(PROVIDED RECORDS)
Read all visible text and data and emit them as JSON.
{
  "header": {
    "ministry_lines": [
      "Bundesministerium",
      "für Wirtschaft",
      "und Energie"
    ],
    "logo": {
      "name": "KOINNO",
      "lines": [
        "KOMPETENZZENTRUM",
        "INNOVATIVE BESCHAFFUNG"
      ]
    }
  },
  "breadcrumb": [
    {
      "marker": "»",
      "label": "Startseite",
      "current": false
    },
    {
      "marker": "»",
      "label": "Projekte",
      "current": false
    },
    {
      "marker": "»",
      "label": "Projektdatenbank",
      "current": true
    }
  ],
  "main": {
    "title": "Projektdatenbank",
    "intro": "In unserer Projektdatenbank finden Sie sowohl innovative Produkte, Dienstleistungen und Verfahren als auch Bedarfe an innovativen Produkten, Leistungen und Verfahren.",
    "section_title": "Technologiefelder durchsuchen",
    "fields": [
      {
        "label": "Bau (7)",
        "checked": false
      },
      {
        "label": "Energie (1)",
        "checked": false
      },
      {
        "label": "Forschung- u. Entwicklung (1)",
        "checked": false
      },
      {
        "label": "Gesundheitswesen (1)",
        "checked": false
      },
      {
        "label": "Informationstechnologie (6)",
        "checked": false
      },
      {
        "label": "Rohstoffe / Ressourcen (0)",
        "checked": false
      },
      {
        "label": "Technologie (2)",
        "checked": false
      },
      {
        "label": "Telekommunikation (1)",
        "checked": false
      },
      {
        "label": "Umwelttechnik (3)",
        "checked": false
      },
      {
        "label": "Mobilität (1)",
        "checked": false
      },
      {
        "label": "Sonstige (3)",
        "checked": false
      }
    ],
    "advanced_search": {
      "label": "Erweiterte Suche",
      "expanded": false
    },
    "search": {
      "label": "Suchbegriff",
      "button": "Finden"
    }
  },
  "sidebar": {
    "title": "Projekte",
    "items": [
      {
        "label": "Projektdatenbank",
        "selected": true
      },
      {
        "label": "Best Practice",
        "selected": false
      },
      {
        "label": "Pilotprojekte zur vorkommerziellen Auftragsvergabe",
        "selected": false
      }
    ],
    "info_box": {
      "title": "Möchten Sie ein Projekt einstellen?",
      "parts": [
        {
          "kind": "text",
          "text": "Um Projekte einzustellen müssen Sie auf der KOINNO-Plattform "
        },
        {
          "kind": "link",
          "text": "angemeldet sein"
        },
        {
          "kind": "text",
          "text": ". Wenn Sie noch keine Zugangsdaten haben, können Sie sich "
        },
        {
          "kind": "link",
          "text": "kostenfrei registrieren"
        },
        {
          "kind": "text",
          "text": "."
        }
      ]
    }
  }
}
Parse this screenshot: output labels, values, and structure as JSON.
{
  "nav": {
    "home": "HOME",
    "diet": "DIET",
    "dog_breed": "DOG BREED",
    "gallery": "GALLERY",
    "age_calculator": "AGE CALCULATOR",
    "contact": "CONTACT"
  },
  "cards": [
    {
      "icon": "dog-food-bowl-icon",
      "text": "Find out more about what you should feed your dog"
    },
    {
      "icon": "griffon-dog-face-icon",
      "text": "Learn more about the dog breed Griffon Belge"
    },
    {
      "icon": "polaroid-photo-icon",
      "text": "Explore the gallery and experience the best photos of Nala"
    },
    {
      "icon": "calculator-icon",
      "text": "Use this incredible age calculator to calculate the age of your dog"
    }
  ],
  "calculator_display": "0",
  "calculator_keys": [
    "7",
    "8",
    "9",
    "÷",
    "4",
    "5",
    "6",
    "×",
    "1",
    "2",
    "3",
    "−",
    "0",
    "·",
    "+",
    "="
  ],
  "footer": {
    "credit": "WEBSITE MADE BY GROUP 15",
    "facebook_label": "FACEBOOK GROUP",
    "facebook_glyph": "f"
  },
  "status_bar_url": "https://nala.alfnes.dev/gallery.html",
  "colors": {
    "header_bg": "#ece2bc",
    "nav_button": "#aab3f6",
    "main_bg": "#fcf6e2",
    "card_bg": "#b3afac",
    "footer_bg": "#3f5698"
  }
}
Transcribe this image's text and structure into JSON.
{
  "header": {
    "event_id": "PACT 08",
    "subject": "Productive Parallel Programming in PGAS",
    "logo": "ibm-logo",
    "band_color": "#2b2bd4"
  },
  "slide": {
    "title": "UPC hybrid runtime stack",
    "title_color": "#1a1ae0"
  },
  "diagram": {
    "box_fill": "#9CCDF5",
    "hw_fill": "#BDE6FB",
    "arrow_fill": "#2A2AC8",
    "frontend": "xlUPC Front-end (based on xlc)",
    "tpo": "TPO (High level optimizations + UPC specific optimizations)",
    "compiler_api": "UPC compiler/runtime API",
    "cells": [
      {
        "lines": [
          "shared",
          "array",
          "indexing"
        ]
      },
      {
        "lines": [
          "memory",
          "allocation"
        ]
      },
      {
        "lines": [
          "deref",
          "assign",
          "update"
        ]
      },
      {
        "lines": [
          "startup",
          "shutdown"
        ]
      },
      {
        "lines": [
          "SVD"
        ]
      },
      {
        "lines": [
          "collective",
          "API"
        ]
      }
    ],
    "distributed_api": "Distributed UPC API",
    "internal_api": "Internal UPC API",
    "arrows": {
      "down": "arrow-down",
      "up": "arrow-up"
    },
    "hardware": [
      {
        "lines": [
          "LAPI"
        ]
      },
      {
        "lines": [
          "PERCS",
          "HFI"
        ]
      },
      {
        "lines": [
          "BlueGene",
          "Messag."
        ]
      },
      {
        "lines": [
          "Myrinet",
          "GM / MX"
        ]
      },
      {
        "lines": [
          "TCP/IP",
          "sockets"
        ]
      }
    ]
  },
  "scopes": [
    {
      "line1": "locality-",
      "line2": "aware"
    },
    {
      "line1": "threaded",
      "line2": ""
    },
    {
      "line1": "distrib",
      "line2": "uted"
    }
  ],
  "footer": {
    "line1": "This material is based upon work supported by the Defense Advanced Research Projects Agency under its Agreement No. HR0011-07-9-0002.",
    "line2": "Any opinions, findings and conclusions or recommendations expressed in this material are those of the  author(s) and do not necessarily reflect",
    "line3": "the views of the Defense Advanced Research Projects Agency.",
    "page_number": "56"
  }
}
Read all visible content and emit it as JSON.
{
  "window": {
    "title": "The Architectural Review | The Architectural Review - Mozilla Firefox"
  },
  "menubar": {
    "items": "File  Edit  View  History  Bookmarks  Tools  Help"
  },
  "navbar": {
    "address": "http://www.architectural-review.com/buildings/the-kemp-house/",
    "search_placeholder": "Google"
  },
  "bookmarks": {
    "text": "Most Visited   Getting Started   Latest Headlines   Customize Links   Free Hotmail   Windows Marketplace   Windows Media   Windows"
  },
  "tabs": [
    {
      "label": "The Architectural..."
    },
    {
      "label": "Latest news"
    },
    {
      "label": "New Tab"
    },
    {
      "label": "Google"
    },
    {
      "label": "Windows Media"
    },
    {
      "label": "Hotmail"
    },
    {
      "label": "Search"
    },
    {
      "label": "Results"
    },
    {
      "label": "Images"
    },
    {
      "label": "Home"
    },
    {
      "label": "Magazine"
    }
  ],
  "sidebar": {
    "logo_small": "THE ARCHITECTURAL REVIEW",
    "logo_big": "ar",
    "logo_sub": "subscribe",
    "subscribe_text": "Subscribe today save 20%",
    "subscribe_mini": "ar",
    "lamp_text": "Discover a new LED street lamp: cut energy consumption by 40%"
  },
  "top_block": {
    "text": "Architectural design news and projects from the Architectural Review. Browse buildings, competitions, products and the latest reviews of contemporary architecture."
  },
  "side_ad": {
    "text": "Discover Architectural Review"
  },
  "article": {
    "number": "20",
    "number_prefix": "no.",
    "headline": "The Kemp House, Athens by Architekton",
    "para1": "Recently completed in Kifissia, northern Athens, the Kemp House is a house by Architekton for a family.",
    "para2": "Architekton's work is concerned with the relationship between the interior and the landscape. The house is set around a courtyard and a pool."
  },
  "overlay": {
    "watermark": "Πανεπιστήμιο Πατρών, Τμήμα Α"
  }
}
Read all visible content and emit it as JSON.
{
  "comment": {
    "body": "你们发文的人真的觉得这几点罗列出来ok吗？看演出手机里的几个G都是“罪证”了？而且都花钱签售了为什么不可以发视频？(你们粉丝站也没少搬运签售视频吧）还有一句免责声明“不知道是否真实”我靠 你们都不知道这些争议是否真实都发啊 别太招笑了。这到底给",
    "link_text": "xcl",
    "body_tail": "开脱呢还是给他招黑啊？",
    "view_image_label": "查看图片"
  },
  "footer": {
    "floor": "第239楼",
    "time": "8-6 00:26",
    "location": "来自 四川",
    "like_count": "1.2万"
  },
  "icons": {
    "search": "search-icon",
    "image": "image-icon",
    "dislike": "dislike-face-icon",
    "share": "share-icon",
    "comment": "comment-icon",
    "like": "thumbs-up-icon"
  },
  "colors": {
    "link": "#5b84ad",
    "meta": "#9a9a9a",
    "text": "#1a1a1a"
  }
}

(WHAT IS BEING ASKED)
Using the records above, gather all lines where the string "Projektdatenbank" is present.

(OUTPUT FOR THIS TASK)
      "label": "Projektdatenbank",
    "title": "Projektdatenbank",
    "intro": "In unserer Projektdatenbank finden Sie sowohl innovative Produkte, Dienstleistungen und Verfahren als auch Bedarfe an innovativen Produkten, Leistungen und Verfahren.",
        "label": "Projektdatenbank",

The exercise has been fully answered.